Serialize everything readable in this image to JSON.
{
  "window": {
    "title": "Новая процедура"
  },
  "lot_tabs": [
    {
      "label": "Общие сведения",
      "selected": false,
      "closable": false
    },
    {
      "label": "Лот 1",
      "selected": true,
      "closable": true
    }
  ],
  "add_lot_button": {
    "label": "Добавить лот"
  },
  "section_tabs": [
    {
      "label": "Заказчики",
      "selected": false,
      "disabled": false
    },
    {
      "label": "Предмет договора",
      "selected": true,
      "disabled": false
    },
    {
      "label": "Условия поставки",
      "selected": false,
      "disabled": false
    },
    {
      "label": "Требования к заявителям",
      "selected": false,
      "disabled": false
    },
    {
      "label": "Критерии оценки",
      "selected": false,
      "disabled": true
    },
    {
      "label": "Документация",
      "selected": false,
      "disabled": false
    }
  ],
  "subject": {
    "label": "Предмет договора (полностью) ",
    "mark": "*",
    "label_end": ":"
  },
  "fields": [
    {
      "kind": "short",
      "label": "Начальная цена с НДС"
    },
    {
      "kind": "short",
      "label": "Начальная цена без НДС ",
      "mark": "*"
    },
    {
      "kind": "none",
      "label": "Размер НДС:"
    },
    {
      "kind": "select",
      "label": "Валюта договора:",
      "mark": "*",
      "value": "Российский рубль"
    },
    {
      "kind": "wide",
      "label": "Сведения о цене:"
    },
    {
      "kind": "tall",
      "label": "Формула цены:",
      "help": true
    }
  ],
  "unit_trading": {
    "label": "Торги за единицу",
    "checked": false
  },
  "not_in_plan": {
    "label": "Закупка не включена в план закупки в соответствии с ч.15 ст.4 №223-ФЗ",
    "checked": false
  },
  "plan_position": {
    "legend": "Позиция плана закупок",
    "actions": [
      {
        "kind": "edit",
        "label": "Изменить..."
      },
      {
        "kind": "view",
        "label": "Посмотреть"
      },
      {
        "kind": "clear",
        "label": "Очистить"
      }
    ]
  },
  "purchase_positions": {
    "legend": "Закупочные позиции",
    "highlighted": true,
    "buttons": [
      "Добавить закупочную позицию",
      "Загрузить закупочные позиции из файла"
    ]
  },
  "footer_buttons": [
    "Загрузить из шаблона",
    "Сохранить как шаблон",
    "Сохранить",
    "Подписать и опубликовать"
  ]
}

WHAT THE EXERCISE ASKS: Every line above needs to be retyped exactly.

RESPONSE TO THE EXERCISE:
Serialize everything readable in this image to JSON.
{
  "window": {
    "title": "Новая процедура"
  },
  "lot_tabs": [
    {
      "label": "Общие сведения",
      "selected": false,
      "closable": false
    },
    {
      "label": "Лот 1",
      "selected": true,
      "closable": true
    }
  ],
  "add_lot_button": {
    "label": "Добавить лот"
  },
  "section_tabs": [
    {
      "label": "Заказчики",
      "selected": false,
      "disabled": false
    },
    {
      "label": "Предмет договора",
      "selected": true,
      "disabled": false
    },
    {
      "label": "Условия поставки",
      "selected": false,
      "disabled": false
    },
    {
      "label": "Требования к заявителям",
      "selected": false,
      "disabled": false
    },
    {
      "label": "Критерии оценки",
      "selected": false,
      "disabled": true
    },
    {
      "label": "Документация",
      "selected": false,
      "disabled": false
    }
  ],
  "subject": {
    "label": "Предмет договора (полностью) ",
    "mark": "*",
    "label_end": ":"
  },
  "fields": [
    {
      "kind": "short",
      "label": "Начальная цена с НДС"
    },
    {
      "kind": "short",
      "label": "Начальная цена без НДС ",
      "mark": "*"
    },
    {
      "kind": "none",
      "label": "Размер НДС:"
    },
    {
      "kind": "select",
      "label": "Валюта договора:",
      "mark": "*",
      "value": "Российский рубль"
    },
    {
      "kind": "wide",
      "label": "Сведения о цене:"
    },
    {
      "kind": "tall",
      "label": "Формула цены:",
      "help": true
    }
  ],
  "unit_trading": {
    "label": "Торги за единицу",
    "checked": false
  },
  "not_in_plan": {
    "label": "Закупка не включена в план закупки в соответствии с ч.15 ст.4 №223-ФЗ",
    "checked": false
  },
  "plan_position": {
    "legend": "Позиция плана закупок",
    "actions": [
      {
        "kind": "edit",
        "label": "Изменить..."
      },
      {
        "kind": "view",
        "label": "Посмотреть"
      },
      {
        "kind": "clear",
        "label": "Очистить"
      }
    ]
  },
  "purchase_positions": {
    "legend": "Закупочные позиции",
    "highlighted": true,
    "buttons": [
      "Добавить закупочную позицию",
      "Загрузить закупочные позиции из файла"
    ]
  },
  "footer_buttons": [
    "Загрузить из шаблона",
    "Сохранить как шаблон",
    "Сохранить",
    "Подписать и опубликовать"
  ]
}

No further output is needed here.